A short update on bees. All hives were checked to see if they still contain pollen supplements. Four of the six hives do and two hives that had used up everything I had placed inside received some additional supplements. I will soon be taking some classes from Master Beekeeper Instructor Steve Harris and Natural Beekeeping instructor Ross Conrad. I hope to learn a little more about what can be done to get our bees through the winter.
Have a great week everyone!
Did you know most fruit contains its own pectin? That’s right. There’s little reason to add pectin to make your fruit jell and if you don’t add pectin you don’t need to add as much additional sugar. Adding less sugar will be viewed by most as being healthier, but there’s an additional benefit that is often overlooked. When you add sugar you dilute the natural flavor of the fruit. Using the recipe shown below we will use less sugar and you will find a surprising intensity of flavor coming through that is entirely unexpected. I think you will find this to be the best jam you have ever made.
- 8 generous cups of raspberries
- 3 cups of sugar
1. Place your berries in a large stainless steel or enamel saucepan. Bring them to a hard boil for one minute, stirring constantly. You can mash the berries if you like but we have found they pretty well break down on their own.
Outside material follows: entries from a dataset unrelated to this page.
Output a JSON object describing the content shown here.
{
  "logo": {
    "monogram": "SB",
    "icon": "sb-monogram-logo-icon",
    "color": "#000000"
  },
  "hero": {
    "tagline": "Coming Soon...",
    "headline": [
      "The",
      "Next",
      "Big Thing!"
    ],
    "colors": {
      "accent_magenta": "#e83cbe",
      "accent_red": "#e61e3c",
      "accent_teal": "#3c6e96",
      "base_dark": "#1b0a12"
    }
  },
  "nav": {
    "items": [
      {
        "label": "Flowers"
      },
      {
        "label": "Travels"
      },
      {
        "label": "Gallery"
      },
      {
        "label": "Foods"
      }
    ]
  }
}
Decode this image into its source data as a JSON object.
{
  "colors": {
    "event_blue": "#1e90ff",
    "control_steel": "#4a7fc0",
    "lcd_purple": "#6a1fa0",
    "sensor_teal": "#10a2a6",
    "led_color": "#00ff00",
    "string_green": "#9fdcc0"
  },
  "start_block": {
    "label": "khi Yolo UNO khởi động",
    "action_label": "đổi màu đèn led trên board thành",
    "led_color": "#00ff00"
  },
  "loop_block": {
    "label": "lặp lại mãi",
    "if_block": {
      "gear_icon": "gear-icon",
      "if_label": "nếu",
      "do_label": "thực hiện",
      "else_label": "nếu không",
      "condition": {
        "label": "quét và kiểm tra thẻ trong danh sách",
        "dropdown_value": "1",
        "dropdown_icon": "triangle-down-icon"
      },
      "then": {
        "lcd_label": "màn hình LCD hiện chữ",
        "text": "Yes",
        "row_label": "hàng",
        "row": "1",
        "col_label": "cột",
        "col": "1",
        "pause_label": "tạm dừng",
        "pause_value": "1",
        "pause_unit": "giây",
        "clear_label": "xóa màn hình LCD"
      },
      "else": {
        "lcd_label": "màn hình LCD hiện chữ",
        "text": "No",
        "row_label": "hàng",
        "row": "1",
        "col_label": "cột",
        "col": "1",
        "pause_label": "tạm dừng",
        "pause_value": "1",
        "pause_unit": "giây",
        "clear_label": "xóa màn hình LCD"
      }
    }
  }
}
2. Add the sugar and return the mixture to a boil. Continue boiling until the mixture will form a jell, probably 10 minutes or a little more.
To determine when the mixture is forming a jell you can test by doing the following. Dip a cool metal spoon into the hot fruit mixture. Lift it out and away from the steam and turn it horizontally. Initially the liquid will drip off in a light syrup, later, the drops will be heavier. The jam is done when the drops are very thick and two run together before falling off the spoon.
Filling Jars - We usually fill our jars with hot water to pre-heat them and prevent cracking which can happen when the hot raspberry liquid is drop into them. Pour out the water and fill each jar to within a 1/2 inch of the rim. Be sure and wipe the rim clean to remove stickiness before placing a lid on the jar. Tighten the band on the jar until fingertip tight.
Processing - Your water bath should already have been heated to near boiling so its ready to receive the jars of jam. After placing the jars in the water bath be sure the water level covers the jars by one to two inches. Cover the canner and return the water to a boil. Begin timing when the water begins to boil. Process for 5 minutes.
Remove the jars from the canner and place on a surface covered with towels or newspapers. Allow to cool for 24 hours and check that jars have sealed. (sealed lids turn downward) Label and store in a cool dark place.
This recipe makes about 4 pints of jam.
I think you will be delighted by the intense fruit flavor this recipe yields.